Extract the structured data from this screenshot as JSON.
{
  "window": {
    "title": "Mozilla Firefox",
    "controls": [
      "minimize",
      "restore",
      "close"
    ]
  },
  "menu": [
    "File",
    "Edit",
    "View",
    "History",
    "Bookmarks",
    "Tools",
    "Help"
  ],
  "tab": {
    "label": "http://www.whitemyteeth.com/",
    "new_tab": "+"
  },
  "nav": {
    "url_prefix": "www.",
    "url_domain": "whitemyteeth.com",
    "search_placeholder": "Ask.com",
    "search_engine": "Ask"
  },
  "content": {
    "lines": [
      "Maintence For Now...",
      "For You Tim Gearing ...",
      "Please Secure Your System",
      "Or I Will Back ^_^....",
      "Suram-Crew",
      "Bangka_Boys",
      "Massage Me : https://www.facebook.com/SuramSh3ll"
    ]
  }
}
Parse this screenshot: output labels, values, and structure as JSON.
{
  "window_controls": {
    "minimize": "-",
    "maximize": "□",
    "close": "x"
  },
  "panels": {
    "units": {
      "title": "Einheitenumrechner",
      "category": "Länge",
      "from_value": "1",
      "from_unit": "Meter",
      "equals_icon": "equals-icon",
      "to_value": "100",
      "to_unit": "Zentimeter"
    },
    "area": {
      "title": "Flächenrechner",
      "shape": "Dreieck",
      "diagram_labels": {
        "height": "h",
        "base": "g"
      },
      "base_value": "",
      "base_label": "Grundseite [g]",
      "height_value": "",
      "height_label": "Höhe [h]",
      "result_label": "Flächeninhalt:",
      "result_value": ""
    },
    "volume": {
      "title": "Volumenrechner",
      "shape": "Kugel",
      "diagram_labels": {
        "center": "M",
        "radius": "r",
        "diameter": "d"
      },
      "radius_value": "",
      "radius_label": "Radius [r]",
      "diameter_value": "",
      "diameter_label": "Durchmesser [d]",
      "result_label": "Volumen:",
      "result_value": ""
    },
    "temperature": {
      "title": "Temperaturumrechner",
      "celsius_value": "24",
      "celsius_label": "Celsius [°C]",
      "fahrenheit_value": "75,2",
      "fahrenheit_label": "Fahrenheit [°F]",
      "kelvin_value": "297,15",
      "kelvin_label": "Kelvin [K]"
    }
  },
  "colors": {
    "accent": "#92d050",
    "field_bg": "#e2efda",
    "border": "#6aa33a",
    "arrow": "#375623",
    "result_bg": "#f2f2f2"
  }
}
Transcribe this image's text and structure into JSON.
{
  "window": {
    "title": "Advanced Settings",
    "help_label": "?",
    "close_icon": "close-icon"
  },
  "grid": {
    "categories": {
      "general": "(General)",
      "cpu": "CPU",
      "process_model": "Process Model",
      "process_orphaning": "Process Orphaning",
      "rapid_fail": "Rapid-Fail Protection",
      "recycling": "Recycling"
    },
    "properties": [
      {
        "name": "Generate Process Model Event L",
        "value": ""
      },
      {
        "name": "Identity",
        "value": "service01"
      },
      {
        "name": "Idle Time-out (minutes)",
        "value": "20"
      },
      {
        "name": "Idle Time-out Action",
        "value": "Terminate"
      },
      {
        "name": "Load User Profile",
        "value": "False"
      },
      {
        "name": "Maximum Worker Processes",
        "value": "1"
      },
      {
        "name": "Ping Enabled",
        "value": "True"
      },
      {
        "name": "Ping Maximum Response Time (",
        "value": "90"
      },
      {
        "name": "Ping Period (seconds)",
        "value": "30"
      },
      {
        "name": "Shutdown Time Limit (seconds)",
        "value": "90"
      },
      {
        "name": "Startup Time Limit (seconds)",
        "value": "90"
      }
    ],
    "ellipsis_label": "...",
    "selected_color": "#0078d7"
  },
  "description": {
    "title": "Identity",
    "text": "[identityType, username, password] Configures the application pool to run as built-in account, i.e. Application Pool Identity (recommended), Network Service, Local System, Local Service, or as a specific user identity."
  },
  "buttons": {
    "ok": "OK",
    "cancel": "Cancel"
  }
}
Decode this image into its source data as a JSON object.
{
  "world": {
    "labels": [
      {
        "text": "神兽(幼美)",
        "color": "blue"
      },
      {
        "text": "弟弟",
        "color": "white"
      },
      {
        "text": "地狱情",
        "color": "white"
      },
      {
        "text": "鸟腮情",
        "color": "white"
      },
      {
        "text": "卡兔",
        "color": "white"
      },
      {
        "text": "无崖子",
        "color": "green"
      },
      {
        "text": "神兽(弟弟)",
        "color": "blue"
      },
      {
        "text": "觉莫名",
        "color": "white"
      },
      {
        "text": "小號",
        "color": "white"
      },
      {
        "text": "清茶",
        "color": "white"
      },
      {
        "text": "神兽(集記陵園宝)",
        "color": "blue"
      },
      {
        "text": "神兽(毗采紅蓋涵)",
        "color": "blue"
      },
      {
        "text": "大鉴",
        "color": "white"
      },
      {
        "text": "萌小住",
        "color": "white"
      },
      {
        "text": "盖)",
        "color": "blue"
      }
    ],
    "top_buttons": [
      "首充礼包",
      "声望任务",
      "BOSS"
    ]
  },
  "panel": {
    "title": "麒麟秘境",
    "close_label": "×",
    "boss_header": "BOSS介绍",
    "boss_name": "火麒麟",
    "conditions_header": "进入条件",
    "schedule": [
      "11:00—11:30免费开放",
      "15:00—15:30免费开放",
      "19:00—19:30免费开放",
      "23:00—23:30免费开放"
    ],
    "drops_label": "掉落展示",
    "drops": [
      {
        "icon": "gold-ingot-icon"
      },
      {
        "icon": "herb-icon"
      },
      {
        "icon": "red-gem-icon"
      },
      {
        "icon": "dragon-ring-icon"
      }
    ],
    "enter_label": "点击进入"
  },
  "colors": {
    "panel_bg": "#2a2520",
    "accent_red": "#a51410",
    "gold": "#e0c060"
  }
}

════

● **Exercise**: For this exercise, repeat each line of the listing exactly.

● **Response for this exercise**:
Extract the structured data from this screenshot as JSON.
{
  "window": {
    "title": "Mozilla Firefox",
    "controls": [
      "minimize",
      "restore",
      "close"
    ]
  },
  "menu": [
    "File",
    "Edit",
    "View",
    "History",
    "Bookmarks",
    "Tools",
    "Help"
  ],
  "tab": {
    "label": "http://www.whitemyteeth.com/",
    "new_tab": "+"
  },
  "nav": {
    "url_prefix": "www.",
    "url_domain": "whitemyteeth.com",
    "search_placeholder": "Ask.com",
    "search_engine": "Ask"
  },
  "content": {
    "lines": [
      "Maintence For Now...",
      "For You Tim Gearing ...",
      "Please Secure Your System",
      "Or I Will Back ^_^....",
      "Suram-Crew",
      "Bangka_Boys",
      "Massage Me : https://www.facebook.com/SuramSh3ll"
    ]
  }
}
Parse this screenshot: output labels, values, and structure as JSON.
{
  "window_controls": {
    "minimize": "-",
    "maximize": "□",
    "close": "x"
  },
  "panels": {
    "units": {
      "title": "Einheitenumrechner",
      "category": "Länge",
      "from_value": "1",
      "from_unit": "Meter",
      "equals_icon": "equals-icon",
      "to_value": "100",
      "to_unit": "Zentimeter"
    },
    "area": {
      "title": "Flächenrechner",
      "shape": "Dreieck",
      "diagram_labels": {
        "height": "h",
        "base": "g"
      },
      "base_value": "",
      "base_label": "Grundseite [g]",
      "height_value": "",
      "height_label": "Höhe [h]",
      "result_label": "Flächeninhalt:",
      "result_value": ""
    },
    "volume": {
      "title": "Volumenrechner",
      "shape": "Kugel",
      "diagram_labels": {
        "center": "M",
        "radius": "r",
        "diameter": "d"
      },
      "radius_value": "",
      "radius_label": "Radius [r]",
      "diameter_value": "",
      "diameter_label": "Durchmesser [d]",
      "result_label": "Volumen:",
      "result_value": ""
    },
    "temperature": {
      "title": "Temperaturumrechner",
      "celsius_value": "24",
      "celsius_label": "Celsius [°C]",
      "fahrenheit_value": "75,2",
      "fahrenheit_label": "Fahrenheit [°F]",
      "kelvin_value": "297,15",
      "kelvin_label": "Kelvin [K]"
    }
  },
  "colors": {
    "accent": "#92d050",
    "field_bg": "#e2efda",
    "border": "#6aa33a",
    "arrow": "#375623",
    "result_bg": "#f2f2f2"
  }
}
Transcribe this image's text and structure into JSON.
{
  "window": {
    "title": "Advanced Settings",
    "help_label": "?",
    "close_icon": "close-icon"
  },
  "grid": {
    "categories": {
      "general": "(General)",
      "cpu": "CPU",
      "process_model": "Process Model",
      "process_orphaning": "Process Orphaning",
      "rapid_fail": "Rapid-Fail Protection",
      "recycling": "Recycling"
    },
    "properties": [
      {
        "name": "Generate Process Model Event L",
        "value": ""
      },
      {
        "name": "Identity",
        "value": "service01"
      },
      {
        "name": "Idle Time-out (minutes)",
        "value": "20"
      },
      {
        "name": "Idle Time-out Action",
        "value": "Terminate"
      },
      {
        "name": "Load User Profile",
        "value": "False"
      },
      {
        "name": "Maximum Worker Processes",
        "value": "1"
      },
      {
        "name": "Ping Enabled",
        "value": "True"
      },
      {
        "name": "Ping Maximum Response Time (",
        "value": "90"
      },
      {
        "name": "Ping Period (seconds)",
        "value": "30"
      },
      {
        "name": "Shutdown Time Limit (seconds)",
        "value": "90"
      },
      {
        "name": "Startup Time Limit (seconds)",
        "value": "90"
      }
    ],
    "ellipsis_label": "...",
    "selected_color": "#0078d7"
  },
  "description": {
    "title": "Identity",
    "text": "[identityType, username, password] Configures the application pool to run as built-in account, i.e. Application Pool Identity (recommended), Network Service, Local System, Local Service, or as a specific user identity."
  },
  "buttons": {
    "ok": "OK",
    "cancel": "Cancel"
  }
}
Decode this image into its source data as a JSON object.
{
  "world": {
    "labels": [
      {
        "text": "神兽(幼美)",
        "color": "blue"
      },
      {
        "text": "弟弟",
        "color": "white"
      },
      {
        "text": "地狱情",
        "color": "white"
      },
      {
        "text": "鸟腮情",
        "color": "white"
      },
      {
        "text": "卡兔",
        "color": "white"
      },
      {
        "text": "无崖子",
        "color": "green"
      },
      {
        "text": "神兽(弟弟)",
        "color": "blue"
      },
      {
        "text": "觉莫名",
        "color": "white"
      },
      {
        "text": "小號",
        "color": "white"
      },
      {
        "text": "清茶",
        "color": "white"
      },
      {
        "text": "神兽(集記陵園宝)",
        "color": "blue"
      },
      {
        "text": "神兽(毗采紅蓋涵)",
        "color": "blue"
      },
      {
        "text": "大鉴",
        "color": "white"
      },
      {
        "text": "萌小住",
        "color": "white"
      },
      {
        "text": "盖)",
        "color": "blue"
      }
    ],
    "top_buttons": [
      "首充礼包",
      "声望任务",
      "BOSS"
    ]
  },
  "panel": {
    "title": "麒麟秘境",
    "close_label": "×",
    "boss_header": "BOSS介绍",
    "boss_name": "火麒麟",
    "conditions_header": "进入条件",
    "schedule": [
      "11:00—11:30免费开放",
      "15:00—15:30免费开放",
      "19:00—19:30免费开放",
      "23:00—23:30免费开放"
    ],
    "drops_label": "掉落展示",
    "drops": [
      {
        "icon": "gold-ingot-icon"
      },
      {
        "icon": "herb-icon"
      },
      {
        "icon": "red-gem-icon"
      },
      {
        "icon": "dragon-ring-icon"
      }
    ],
    "enter_label": "点击进入"
  },
  "colors": {
    "panel_bg": "#2a2520",
    "accent_red": "#a51410",
    "gold": "#e0c060"
  }
}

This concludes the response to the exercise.